Exercise aim: Say how many lines in the records contain the string "this", giving the number by itself.
[Opening Dataset records section]
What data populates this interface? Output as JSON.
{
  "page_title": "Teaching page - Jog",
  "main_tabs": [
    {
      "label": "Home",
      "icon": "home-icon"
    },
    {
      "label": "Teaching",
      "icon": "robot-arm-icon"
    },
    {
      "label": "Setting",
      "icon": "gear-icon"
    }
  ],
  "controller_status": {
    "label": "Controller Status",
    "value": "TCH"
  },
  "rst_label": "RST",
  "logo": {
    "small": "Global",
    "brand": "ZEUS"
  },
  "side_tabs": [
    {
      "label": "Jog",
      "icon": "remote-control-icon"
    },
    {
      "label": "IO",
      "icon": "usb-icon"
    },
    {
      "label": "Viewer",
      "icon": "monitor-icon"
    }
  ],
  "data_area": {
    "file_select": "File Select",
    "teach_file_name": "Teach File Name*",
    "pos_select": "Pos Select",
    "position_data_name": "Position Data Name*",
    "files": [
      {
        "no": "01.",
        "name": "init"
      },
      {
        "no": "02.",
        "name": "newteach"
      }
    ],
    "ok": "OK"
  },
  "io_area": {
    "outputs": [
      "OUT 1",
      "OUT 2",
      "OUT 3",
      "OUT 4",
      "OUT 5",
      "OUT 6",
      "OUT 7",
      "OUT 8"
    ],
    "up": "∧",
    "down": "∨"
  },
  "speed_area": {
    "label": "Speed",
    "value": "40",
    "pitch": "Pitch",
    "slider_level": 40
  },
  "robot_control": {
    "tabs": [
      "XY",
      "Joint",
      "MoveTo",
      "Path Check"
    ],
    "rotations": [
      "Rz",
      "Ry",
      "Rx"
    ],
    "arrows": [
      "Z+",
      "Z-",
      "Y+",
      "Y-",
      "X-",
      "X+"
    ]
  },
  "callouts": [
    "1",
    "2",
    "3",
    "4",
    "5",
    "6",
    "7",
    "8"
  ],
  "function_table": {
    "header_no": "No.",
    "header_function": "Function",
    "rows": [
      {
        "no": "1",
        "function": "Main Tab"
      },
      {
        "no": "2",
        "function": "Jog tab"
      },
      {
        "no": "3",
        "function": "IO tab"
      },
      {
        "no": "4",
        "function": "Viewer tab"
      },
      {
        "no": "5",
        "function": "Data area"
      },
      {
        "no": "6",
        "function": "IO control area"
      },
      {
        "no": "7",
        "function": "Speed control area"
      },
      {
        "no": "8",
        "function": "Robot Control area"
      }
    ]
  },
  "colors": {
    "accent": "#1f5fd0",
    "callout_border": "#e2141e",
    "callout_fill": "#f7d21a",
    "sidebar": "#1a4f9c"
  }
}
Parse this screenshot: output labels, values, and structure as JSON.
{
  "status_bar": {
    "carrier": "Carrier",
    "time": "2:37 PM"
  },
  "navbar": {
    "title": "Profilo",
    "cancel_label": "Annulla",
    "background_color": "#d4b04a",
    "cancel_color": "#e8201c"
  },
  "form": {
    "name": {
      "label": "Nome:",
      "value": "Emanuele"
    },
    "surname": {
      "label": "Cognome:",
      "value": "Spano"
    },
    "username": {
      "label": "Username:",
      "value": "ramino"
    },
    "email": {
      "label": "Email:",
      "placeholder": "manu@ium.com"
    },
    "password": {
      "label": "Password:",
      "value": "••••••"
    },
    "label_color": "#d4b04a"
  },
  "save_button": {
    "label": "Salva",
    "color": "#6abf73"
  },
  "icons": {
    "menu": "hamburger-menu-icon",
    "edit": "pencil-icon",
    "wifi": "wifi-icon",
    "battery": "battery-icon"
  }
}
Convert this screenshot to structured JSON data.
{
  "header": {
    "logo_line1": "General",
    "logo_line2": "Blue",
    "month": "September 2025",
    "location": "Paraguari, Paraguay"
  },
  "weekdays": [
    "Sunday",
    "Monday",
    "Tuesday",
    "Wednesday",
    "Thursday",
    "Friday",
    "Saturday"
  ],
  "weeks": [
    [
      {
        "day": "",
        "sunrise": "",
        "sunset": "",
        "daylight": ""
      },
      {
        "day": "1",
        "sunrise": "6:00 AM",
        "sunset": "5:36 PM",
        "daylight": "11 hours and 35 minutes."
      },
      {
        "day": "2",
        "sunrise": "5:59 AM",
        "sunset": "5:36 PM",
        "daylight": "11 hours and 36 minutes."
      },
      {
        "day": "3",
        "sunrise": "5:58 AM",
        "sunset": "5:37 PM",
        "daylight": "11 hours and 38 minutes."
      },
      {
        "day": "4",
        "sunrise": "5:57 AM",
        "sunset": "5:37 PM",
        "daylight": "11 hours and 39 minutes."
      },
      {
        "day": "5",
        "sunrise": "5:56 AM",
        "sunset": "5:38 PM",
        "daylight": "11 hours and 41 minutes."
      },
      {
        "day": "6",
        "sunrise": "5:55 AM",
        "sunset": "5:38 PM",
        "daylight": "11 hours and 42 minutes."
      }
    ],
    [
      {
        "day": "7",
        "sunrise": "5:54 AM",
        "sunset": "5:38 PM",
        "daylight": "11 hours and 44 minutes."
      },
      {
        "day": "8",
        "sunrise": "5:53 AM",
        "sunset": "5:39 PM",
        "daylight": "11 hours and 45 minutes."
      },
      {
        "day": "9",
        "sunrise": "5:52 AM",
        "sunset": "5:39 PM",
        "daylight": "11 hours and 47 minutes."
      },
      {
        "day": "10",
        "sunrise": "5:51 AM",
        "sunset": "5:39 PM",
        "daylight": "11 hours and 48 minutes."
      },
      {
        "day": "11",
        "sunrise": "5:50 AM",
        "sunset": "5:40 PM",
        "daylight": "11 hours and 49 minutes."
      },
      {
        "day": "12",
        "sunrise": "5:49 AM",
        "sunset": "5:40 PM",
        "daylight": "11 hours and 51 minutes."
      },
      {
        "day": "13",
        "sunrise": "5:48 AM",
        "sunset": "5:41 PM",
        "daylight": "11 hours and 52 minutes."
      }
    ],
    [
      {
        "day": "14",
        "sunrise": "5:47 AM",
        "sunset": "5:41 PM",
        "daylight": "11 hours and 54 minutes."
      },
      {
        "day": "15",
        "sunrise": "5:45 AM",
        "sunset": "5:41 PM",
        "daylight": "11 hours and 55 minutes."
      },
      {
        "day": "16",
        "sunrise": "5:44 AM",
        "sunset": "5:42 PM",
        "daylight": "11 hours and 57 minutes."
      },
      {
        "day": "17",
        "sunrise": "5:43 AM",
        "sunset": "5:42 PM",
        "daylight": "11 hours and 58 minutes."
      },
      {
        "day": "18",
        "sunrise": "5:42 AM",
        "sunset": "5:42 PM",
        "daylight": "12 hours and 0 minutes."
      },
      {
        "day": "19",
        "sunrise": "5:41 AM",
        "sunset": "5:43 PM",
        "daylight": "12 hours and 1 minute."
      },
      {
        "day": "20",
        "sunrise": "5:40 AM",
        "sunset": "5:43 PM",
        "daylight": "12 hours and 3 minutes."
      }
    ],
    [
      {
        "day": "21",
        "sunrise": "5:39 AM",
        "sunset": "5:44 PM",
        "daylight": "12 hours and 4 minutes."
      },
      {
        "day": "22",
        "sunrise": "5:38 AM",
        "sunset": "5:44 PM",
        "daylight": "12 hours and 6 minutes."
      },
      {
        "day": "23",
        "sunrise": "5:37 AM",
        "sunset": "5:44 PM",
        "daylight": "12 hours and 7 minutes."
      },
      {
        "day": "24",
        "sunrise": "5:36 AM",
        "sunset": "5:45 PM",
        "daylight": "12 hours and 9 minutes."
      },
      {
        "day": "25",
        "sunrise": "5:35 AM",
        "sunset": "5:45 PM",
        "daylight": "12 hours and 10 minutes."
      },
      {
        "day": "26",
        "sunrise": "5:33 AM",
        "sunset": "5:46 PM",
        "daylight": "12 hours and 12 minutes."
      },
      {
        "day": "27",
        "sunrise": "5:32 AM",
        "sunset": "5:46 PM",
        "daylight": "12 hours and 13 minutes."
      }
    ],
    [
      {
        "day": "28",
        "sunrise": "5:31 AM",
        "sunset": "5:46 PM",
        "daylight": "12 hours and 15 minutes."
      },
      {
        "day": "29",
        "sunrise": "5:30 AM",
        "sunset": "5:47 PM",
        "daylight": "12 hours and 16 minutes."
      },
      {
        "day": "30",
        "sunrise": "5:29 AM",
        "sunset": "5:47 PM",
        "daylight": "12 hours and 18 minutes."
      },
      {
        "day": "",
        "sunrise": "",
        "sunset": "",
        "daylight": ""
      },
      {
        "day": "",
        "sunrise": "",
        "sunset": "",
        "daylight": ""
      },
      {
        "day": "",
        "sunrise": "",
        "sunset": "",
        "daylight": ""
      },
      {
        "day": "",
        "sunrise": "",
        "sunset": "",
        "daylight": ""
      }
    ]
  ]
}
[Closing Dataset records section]
Written solution: 3